EXERCISE OBJECTIVE:
Within the records that follow, determine how many lines include the word "image". State the number and nothing further.

RECORDS SUPPLIED:
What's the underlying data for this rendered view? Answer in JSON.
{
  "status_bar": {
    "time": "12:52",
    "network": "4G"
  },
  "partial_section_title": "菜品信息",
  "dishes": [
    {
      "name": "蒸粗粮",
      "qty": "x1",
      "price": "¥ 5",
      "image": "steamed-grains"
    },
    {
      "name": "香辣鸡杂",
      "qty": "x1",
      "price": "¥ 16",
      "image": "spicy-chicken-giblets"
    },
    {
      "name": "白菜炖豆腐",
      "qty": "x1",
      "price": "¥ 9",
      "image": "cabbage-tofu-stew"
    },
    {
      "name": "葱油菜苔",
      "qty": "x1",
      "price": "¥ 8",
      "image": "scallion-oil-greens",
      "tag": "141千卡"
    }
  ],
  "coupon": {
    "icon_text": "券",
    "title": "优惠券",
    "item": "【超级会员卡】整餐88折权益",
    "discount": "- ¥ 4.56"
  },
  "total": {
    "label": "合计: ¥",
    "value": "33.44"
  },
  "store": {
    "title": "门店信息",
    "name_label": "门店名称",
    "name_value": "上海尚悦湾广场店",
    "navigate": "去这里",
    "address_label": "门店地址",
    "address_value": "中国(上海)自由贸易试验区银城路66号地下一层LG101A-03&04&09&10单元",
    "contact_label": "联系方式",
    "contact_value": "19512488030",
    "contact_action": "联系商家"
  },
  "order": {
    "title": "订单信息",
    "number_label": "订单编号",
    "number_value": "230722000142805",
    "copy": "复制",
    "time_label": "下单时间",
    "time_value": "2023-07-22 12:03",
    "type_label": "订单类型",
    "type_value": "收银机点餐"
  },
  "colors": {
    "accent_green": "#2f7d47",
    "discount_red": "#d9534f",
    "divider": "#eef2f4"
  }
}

ANSWER:
4